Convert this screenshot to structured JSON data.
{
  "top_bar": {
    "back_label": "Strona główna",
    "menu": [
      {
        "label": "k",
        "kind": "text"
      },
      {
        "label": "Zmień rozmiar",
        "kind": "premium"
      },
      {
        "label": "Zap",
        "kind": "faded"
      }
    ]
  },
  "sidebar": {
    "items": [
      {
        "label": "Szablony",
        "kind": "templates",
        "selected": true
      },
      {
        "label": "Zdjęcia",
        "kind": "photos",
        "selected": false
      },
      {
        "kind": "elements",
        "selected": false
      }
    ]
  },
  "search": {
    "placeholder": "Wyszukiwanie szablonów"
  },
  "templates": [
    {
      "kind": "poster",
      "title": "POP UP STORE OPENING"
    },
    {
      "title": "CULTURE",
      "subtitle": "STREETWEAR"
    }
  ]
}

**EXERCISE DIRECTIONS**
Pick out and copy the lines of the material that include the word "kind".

**FINISHED EXERCISE**
        "kind": "text"
        "kind": "premium"
        "kind": "faded"
        "kind": "templates",
        "kind": "photos",
        "kind": "elements",
      "kind": "poster",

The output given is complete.